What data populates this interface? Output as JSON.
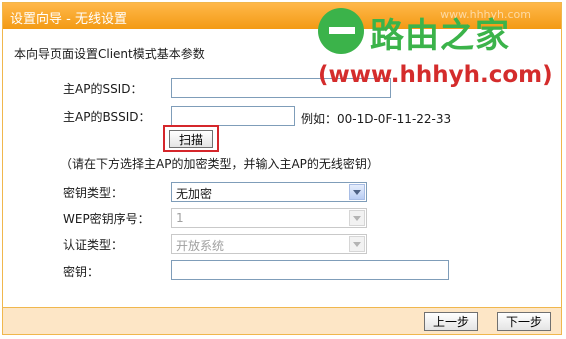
{
  "window": {
    "title": "设置向导 - 无线设置",
    "faint_title": "www.hhhyh.com"
  },
  "intro": "本向导页面设置Client模式基本参数",
  "fields": {
    "ssid_label": "主AP的SSID：",
    "bssid_label": "主AP的BSSID：",
    "bssid_example": "例如：00-1D-0F-11-22-33",
    "scan_button": "扫描",
    "hint": "（请在下方选择主AP的加密类型，并输入主AP的无线密钥）",
    "key_type_label": "密钥类型：",
    "key_type_value": "无加密",
    "wep_index_label": "WEP密钥序号：",
    "wep_index_value": "1",
    "auth_type_label": "认证类型：",
    "auth_type_value": "开放系统",
    "key_label": "密钥："
  },
  "footer": {
    "prev_button": "上一步",
    "next_button": "下一步"
  },
  "watermark": {
    "name": "路由之家",
    "url": "(www.hhhyh.com)"
  },
  "colors": {
    "title_bar": "#f6a323",
    "frame": "#f0b74d",
    "footer": "#fde6c6",
    "highlight": "#d5262b",
    "watermark_green": "#3bb34a",
    "watermark_red": "#d42c2c"
  }
}
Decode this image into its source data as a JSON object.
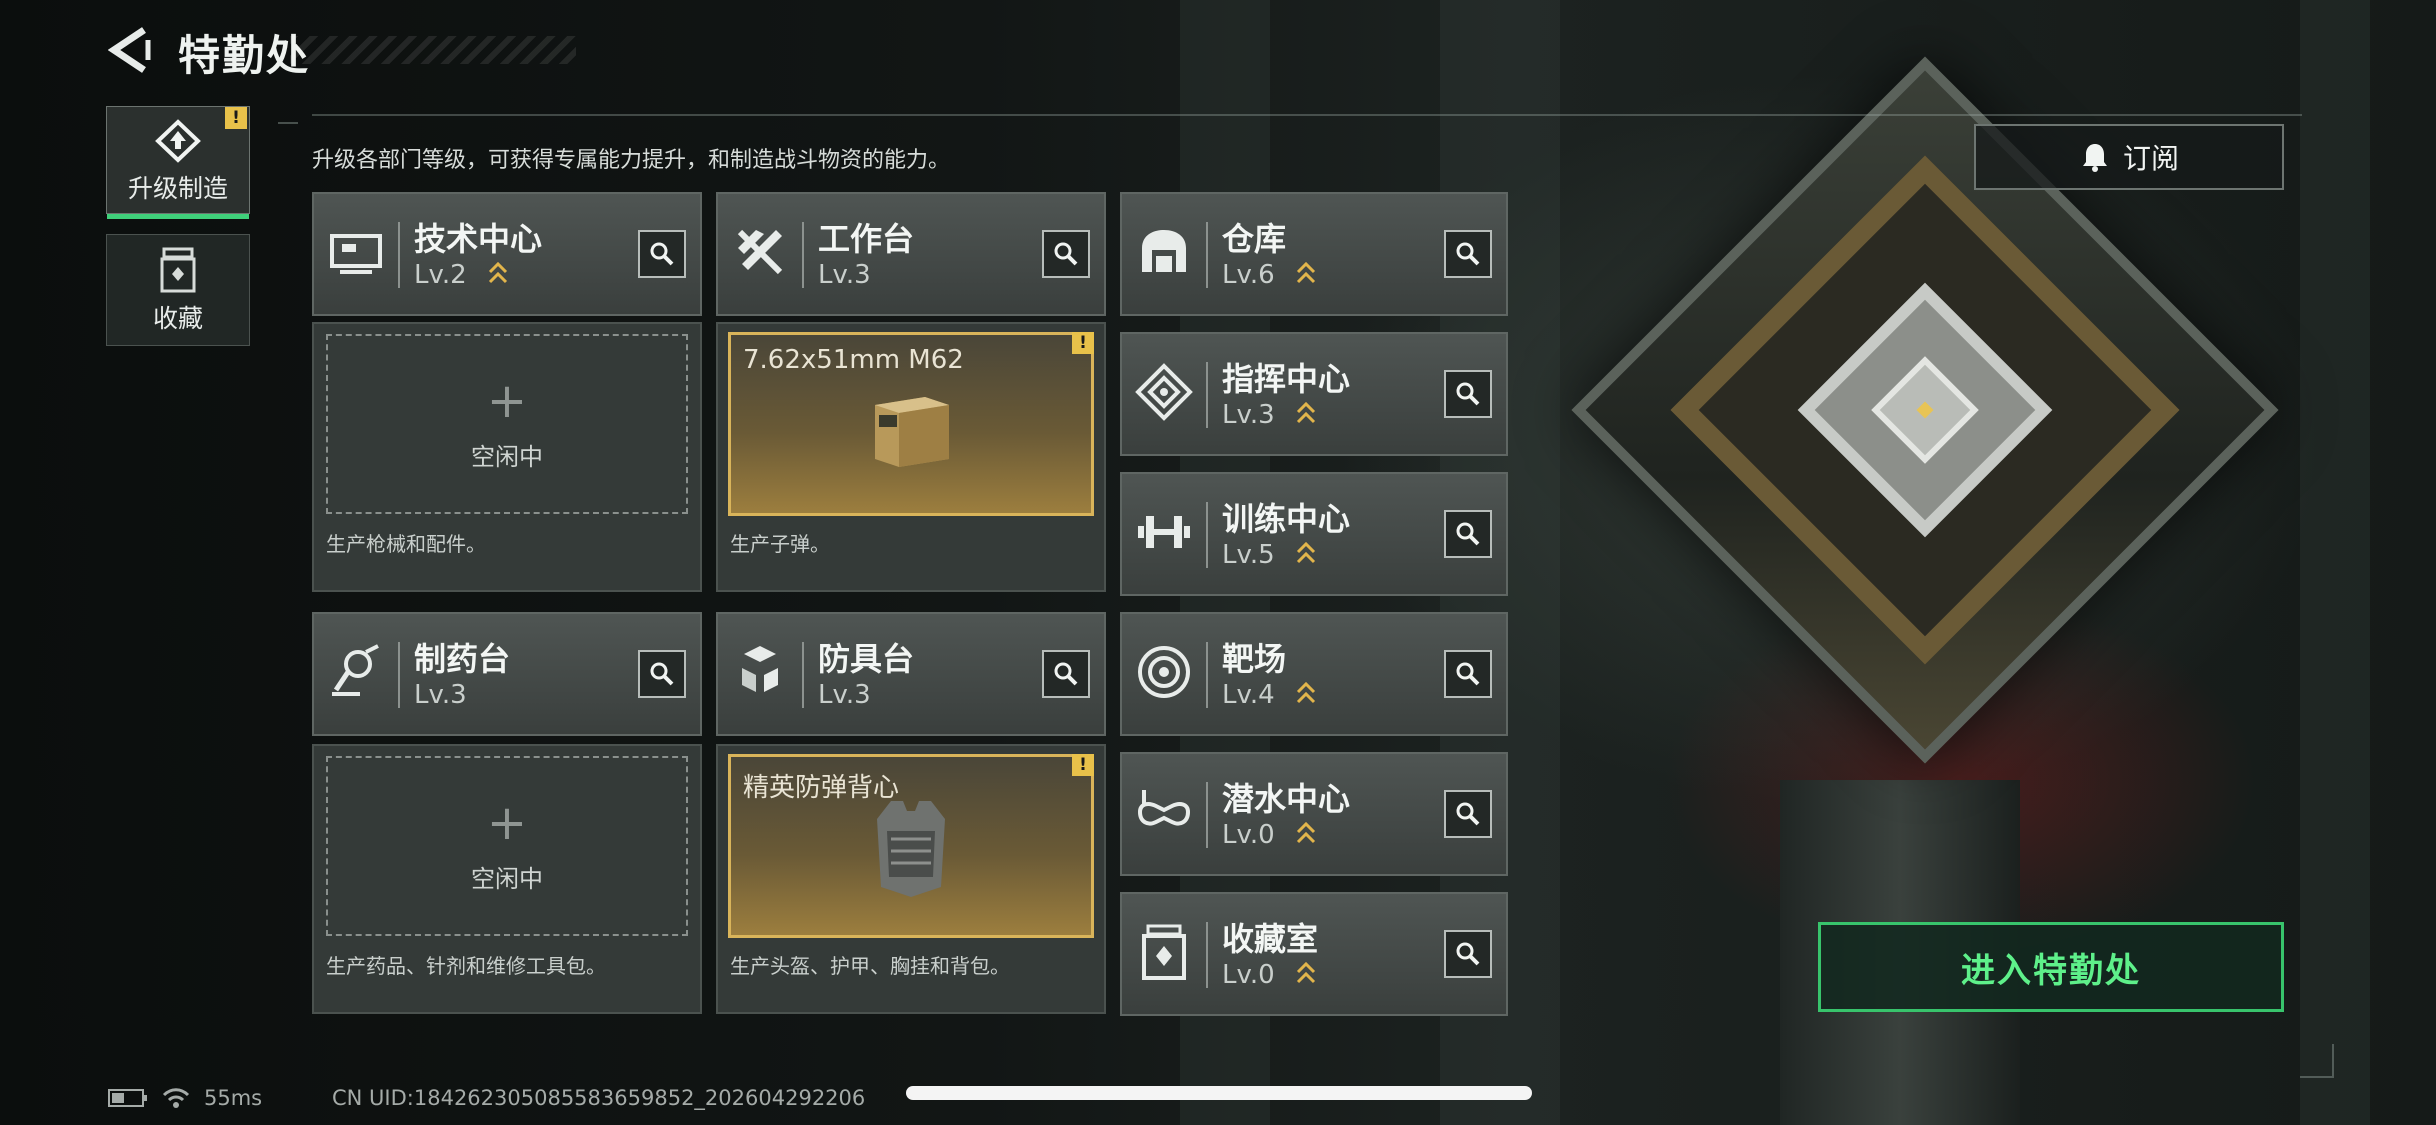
{
  "header": {
    "title": "特勤处",
    "back_icon": "back-chevron-icon"
  },
  "sidebar": {
    "tabs": [
      {
        "label": "升级制造",
        "icon": "upgrade-icon",
        "active": true,
        "warning": "!"
      },
      {
        "label": "收藏",
        "icon": "collection-icon",
        "active": false
      }
    ]
  },
  "description": "升级各部门等级，可获得专属能力提升，和制造战斗物资的能力。",
  "subscribe": {
    "label": "订阅",
    "icon": "bell-icon"
  },
  "departments": [
    {
      "name": "技术中心",
      "level": "Lv.2",
      "upgradable": true,
      "icon": "tech-center-icon"
    },
    {
      "name": "工作台",
      "level": "Lv.3",
      "upgradable": false,
      "icon": "workbench-icon"
    },
    {
      "name": "仓库",
      "level": "Lv.6",
      "upgradable": true,
      "icon": "warehouse-icon"
    },
    {
      "name": "指挥中心",
      "level": "Lv.3",
      "upgradable": true,
      "icon": "command-center-icon"
    },
    {
      "name": "训练中心",
      "level": "Lv.5",
      "upgradable": true,
      "icon": "training-center-icon"
    },
    {
      "name": "制药台",
      "level": "Lv.3",
      "upgradable": false,
      "icon": "pharmacy-icon"
    },
    {
      "name": "防具台",
      "level": "Lv.3",
      "upgradable": false,
      "icon": "armor-bench-icon"
    },
    {
      "name": "靶场",
      "level": "Lv.4",
      "upgradable": true,
      "icon": "shooting-range-icon"
    },
    {
      "name": "潜水中心",
      "level": "Lv.0",
      "upgradable": true,
      "icon": "diving-center-icon"
    },
    {
      "name": "收藏室",
      "level": "Lv.0",
      "upgradable": true,
      "icon": "collection-room-icon"
    }
  ],
  "production": [
    {
      "status": "空闲中",
      "description": "生产枪械和配件。"
    },
    {
      "item": "7.62x51mm M62",
      "warning": "!",
      "description": "生产子弹。"
    },
    {
      "status": "空闲中",
      "description": "生产药品、针剂和维修工具包。"
    },
    {
      "item": "精英防弹背心",
      "warning": "!",
      "description": "生产头盔、护甲、胸挂和背包。"
    }
  ],
  "enter_button": "进入特勤处",
  "status_bar": {
    "ping": "55ms",
    "uid": "CN UID:18426230508558365985​2_202604292206"
  },
  "colors": {
    "accent_green": "#38c46c",
    "warning_yellow": "#e8c14a",
    "gold_border": "#d9b45a"
  }
}
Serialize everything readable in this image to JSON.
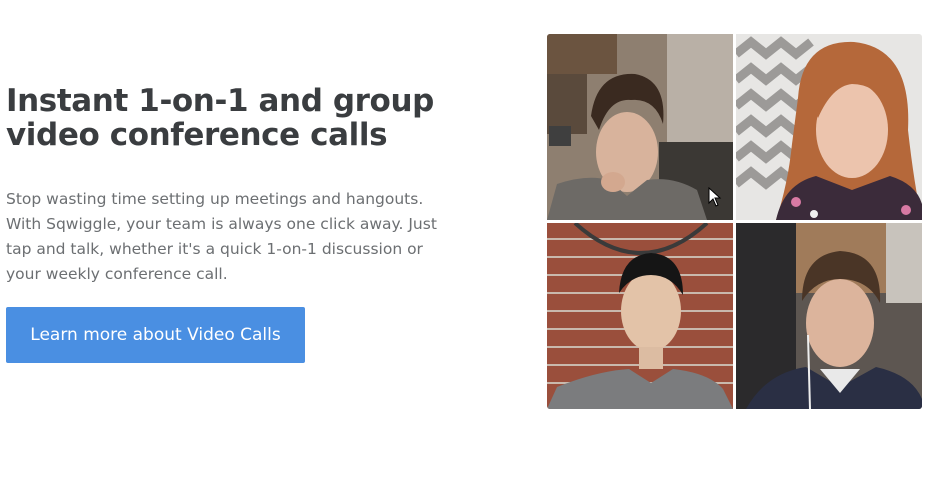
{
  "hero": {
    "headline": "Instant 1-on-1 and group video conference calls",
    "description": "Stop wasting time setting up meetings and hangouts. With Sqwiggle, your team is always one click away. Just tap and talk, whether it's a quick 1-on-1 discussion or your weekly conference call.",
    "cta_label": "Learn more about Video Calls"
  },
  "colors": {
    "headline": "#3a3d40",
    "body_text": "#6c6f72",
    "cta_background": "#4a8fe2",
    "cta_text": "#ffffff"
  },
  "video_grid": {
    "participants": [
      {
        "id": "participant-1"
      },
      {
        "id": "participant-2"
      },
      {
        "id": "participant-3"
      },
      {
        "id": "participant-4"
      }
    ]
  },
  "icons": {
    "cursor": "mouse-pointer-icon"
  }
}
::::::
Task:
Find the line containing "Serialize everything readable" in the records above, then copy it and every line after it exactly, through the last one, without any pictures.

Written answer:
Serialize everything readable in this image to JSON.
{
  "hero": {
    "headline": "Instant 1-on-1 and group video conference calls",
    "description": "Stop wasting time setting up meetings and hangouts. With Sqwiggle, your team is always one click away. Just tap and talk, whether it's a quick 1-on-1 discussion or your weekly conference call.",
    "cta_label": "Learn more about Video Calls"
  },
  "colors": {
    "headline": "#3a3d40",
    "body_text": "#6c6f72",
    "cta_background": "#4a8fe2",
    "cta_text": "#ffffff"
  },
  "video_grid": {
    "participants": [
      {
        "id": "participant-1"
      },
      {
        "id": "participant-2"
      },
      {
        "id": "participant-3"
      },
      {
        "id": "participant-4"
      }
    ]
  },
  "icons": {
    "cursor": "mouse-pointer-icon"
  }
}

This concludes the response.